Durability + Design
Follow us on Twitter Follow us on LinkedIn Like us on Facebook Follow us on Instagram Visit the TPC Store
Search the site

 

Problem Solving Forum

| More

Question posted - February 28 to March 5, 2016:

If an atmospheric coating system of a zinc-rich epoxy, epoxy mid coat and polyurethane color topcoat has properly cured with no visual defects, should I be worried if the thickness of any coat exceeds any specified maximum?


Selected Answers

From trevor neale of TF Warren Group on March 4, 2016:
There are too many variables to give a definitive answer. If the coating is in a benign area with little temperature variation, you should probably not be worried; however, the exothermic reaction during the cure can cause unwelcome stresses in some epoxies applied at higher than specified DFTs.  Only the coating formulator or manufacturer is qualified to give a true answer.

From Robert Ikenberry of California Engineering on February 29, 2016:
The short answer is probably not. I am assuming this question is being asked from the owner's perspective. The full answer, as always, begins with "it's complicated." If there is a specified maximum per coat and it is exceeded, the specifications have not been met and the coatings could be rejected, but this is probably not in the best interests of all the parties if there are no visual defects (and there were none during the application). Accepting the coatings is certainly the simplest approach. It avoids delays getting equipment back into service, avoids litigation expenses, and is generally not likely to cause major service issues. Ask the coating manufacturer to confirm they will stand behind the coating as-applied, and document the non-conformance, so if there is a failure tied to thickness during the warranty period, it is clear where the responsibility lies. Most coatings will show visual defects if the recommended thicknesses have been significantly exceeded. Zinc rich coatings will mud-crack, overlying coats will pinhole, or the finish coats will have runs and sags. If none of these over-thickness problems evidence itself, service problems are unlikely. Over-thickness could be a problem if the coatings are subjected to excessive thermal cycling or extreme vibration, or it could play a part in inter-coat adhesion issues long down the road when overcoating. Otherwise, you probably don't need to worry.

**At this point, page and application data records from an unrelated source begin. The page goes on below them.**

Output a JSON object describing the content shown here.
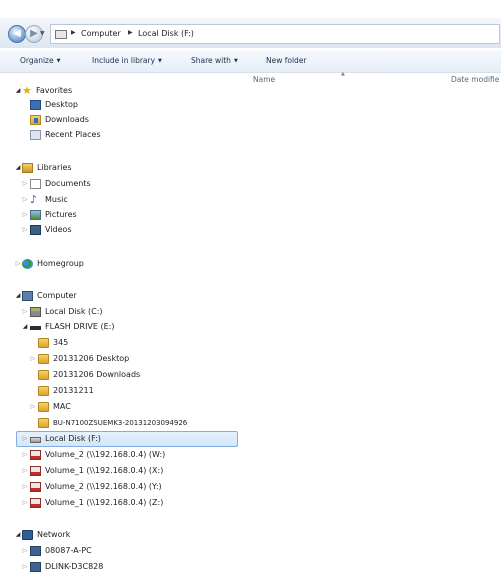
{
  "address": {
    "crumbs": [
      "Computer",
      "Local Disk (F:)"
    ]
  },
  "commands": {
    "organize": "Organize",
    "include": "Include in library",
    "share": "Share with",
    "new_folder": "New folder"
  },
  "columns": {
    "name": "Name",
    "date_modified": "Date modifie"
  },
  "tree": {
    "favorites": "Favorites",
    "desktop": "Desktop",
    "downloads": "Downloads",
    "recent": "Recent Places",
    "libraries": "Libraries",
    "documents": "Documents",
    "music": "Music",
    "pictures": "Pictures",
    "videos": "Videos",
    "homegroup": "Homegroup",
    "computer": "Computer",
    "local_c": "Local Disk (C:)",
    "flash": "FLASH DRIVE (E:)",
    "f345": "345",
    "f_desktop": "20131206 Desktop",
    "f_downloads": "20131206 Downloads",
    "f_1211": "20131211",
    "f_mac": "MAC",
    "f_bu": "BU-N7100ZSUEMK3-20131203094926",
    "local_f": "Local Disk (F:)",
    "vol_w": "Volume_2 (\\\\192.168.0.4) (W:)",
    "vol_x": "Volume_1 (\\\\192.168.0.4) (X:)",
    "vol_y": "Volume_2 (\\\\192.168.0.4) (Y:)",
    "vol_z": "Volume_1 (\\\\192.168.0.4) (Z:)",
    "network": "Network",
    "pc1": "08087-A-PC",
    "pc2": "DLINK-D3C828"
  }
}
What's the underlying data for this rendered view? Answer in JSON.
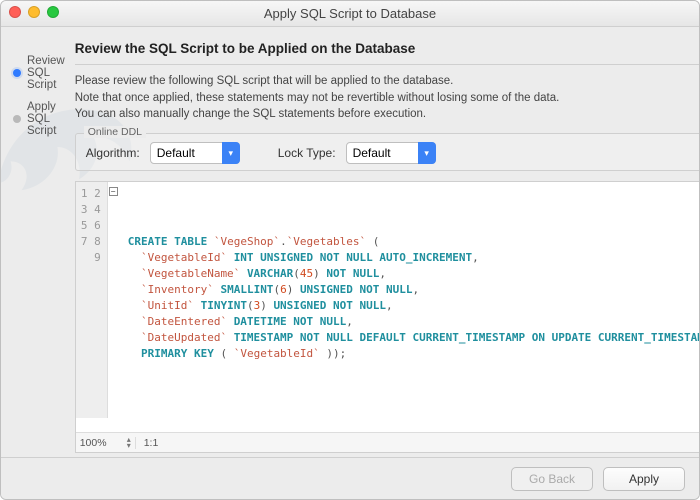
{
  "window": {
    "title": "Apply SQL Script to Database"
  },
  "sidebar": {
    "steps": [
      {
        "label": "Review SQL Script",
        "active": true
      },
      {
        "label": "Apply SQL Script",
        "active": false
      }
    ]
  },
  "main": {
    "heading": "Review the SQL Script to be Applied on the Database",
    "intro1": "Please review the following SQL script that will be applied to the database.",
    "intro2": "Note that once applied, these statements may not be revertible without losing some of the data.",
    "intro3": "You can also manually change the SQL statements before execution."
  },
  "ddl": {
    "legend": "Online DDL",
    "algorithm_label": "Algorithm:",
    "algorithm_value": "Default",
    "lock_label": "Lock Type:",
    "lock_value": "Default"
  },
  "sql": {
    "line_count": 9,
    "lines_html": [
      "<span class='kw'>CREATE TABLE</span> <span class='bt'>`VegeShop`</span><span class='pn'>.</span><span class='bt'>`Vegetables`</span> <span class='pn'>(</span>",
      "  <span class='bt'>`VegetableId`</span> <span class='kw'>INT UNSIGNED NOT NULL AUTO_INCREMENT</span><span class='pn'>,</span>",
      "  <span class='bt'>`VegetableName`</span> <span class='kw'>VARCHAR</span><span class='pn'>(</span><span class='num'>45</span><span class='pn'>)</span> <span class='kw'>NOT NULL</span><span class='pn'>,</span>",
      "  <span class='bt'>`Inventory`</span> <span class='kw'>SMALLINT</span><span class='pn'>(</span><span class='num'>6</span><span class='pn'>)</span> <span class='kw'>UNSIGNED NOT NULL</span><span class='pn'>,</span>",
      "  <span class='bt'>`UnitId`</span> <span class='kw'>TINYINT</span><span class='pn'>(</span><span class='num'>3</span><span class='pn'>)</span> <span class='kw'>UNSIGNED NOT NULL</span><span class='pn'>,</span>",
      "  <span class='bt'>`DateEntered`</span> <span class='kw'>DATETIME NOT NULL</span><span class='pn'>,</span>",
      "  <span class='bt'>`DateUpdated`</span> <span class='kw'>TIMESTAMP NOT NULL DEFAULT CURRENT_TIMESTAMP ON UPDATE CURRENT_TIMESTAMP</span><span class='pn'>,</span>",
      "  <span class='kw'>PRIMARY KEY</span> <span class='pn'>(</span> <span class='bt'>`VegetableId`</span> <span class='pn'>));</span>",
      ""
    ]
  },
  "status": {
    "zoom": "100%",
    "pos": "1:1"
  },
  "footer": {
    "back": "Go Back",
    "apply": "Apply"
  }
}
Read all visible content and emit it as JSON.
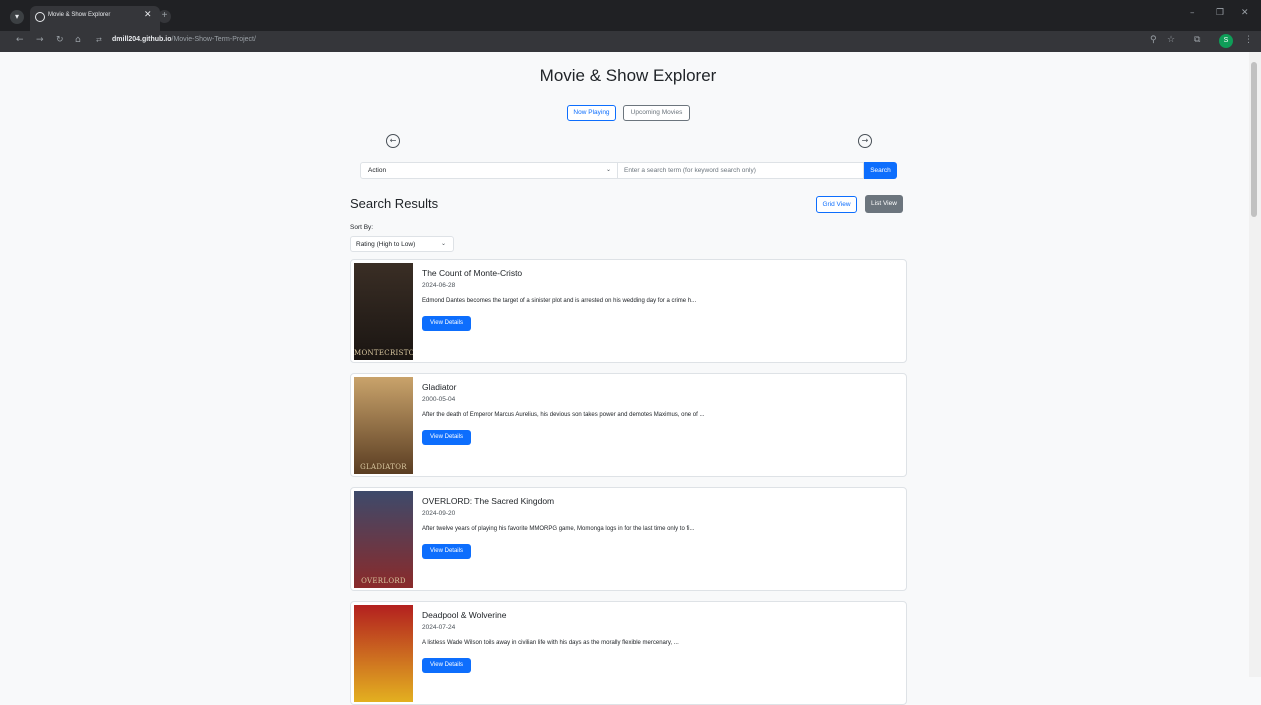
{
  "browser": {
    "tab_title": "Movie & Show Explorer",
    "url_host": "dmill204.github.io",
    "url_path": "/Movie-Show-Term-Project/",
    "profile_initial": "S"
  },
  "page": {
    "title": "Movie & Show Explorer",
    "now_playing_label": "Now Playing",
    "upcoming_label": "Upcoming Movies",
    "genre_value": "Action",
    "search_placeholder": "Enter a search term (for keyword search only)",
    "search_label": "Search",
    "results_heading": "Search Results",
    "grid_view_label": "Grid View",
    "list_view_label": "List View",
    "sort_label": "Sort By:",
    "sort_value": "Rating (High to Low)",
    "view_details_label": "View Details"
  },
  "movies": [
    {
      "title": "The Count of Monte-Cristo",
      "date": "2024-06-28",
      "description": "Edmond Dantes becomes the target of a sinister plot and is arrested on his wedding day for a crime h...",
      "poster_text": "MONTECRISTO",
      "poster_colors": [
        "#3a2e25",
        "#1a1512"
      ]
    },
    {
      "title": "Gladiator",
      "date": "2000-05-04",
      "description": "After the death of Emperor Marcus Aurelius, his devious son takes power and demotes Maximus, one of ...",
      "poster_text": "GLADIATOR",
      "poster_colors": [
        "#c9a36b",
        "#5a3d22"
      ]
    },
    {
      "title": "OVERLORD: The Sacred Kingdom",
      "date": "2024-09-20",
      "description": "After twelve years of playing his favorite MMORPG game, Momonga logs in for the last time only to fi...",
      "poster_text": "OVERLORD",
      "poster_colors": [
        "#3d4a6b",
        "#8a2a2a"
      ]
    },
    {
      "title": "Deadpool & Wolverine",
      "date": "2024-07-24",
      "description": "A listless Wade Wilson toils away in civilian life with his days as the morally flexible mercenary, ...",
      "poster_text": "",
      "poster_colors": [
        "#b3201f",
        "#e3b020"
      ]
    }
  ]
}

Please sign in to submit your answer this question

   

Tagged categories: Coating / Film thickness; Coating/Film Thickness; Coating/Film Thickness; Epoxy; Polyurethane


Current PSF Question | Submit a PSF Question | Full PSF Archive

 
 
 

Technology Publishing Co., 1501 Reedsdale Street, Suite 2008, Pittsburgh, PA 15233

TEL 1-412-431-8300  • FAX  1-412-431-5428  •  EMAIL webmaster@durabilityanddesign.com


The Technology Publishing Network

Durability + Design PaintSquare the Journal of Protective Coatings & Linings Paint BidTracker

 

© Copyright 2012-2019, Technology Publishing Co., All rights reserved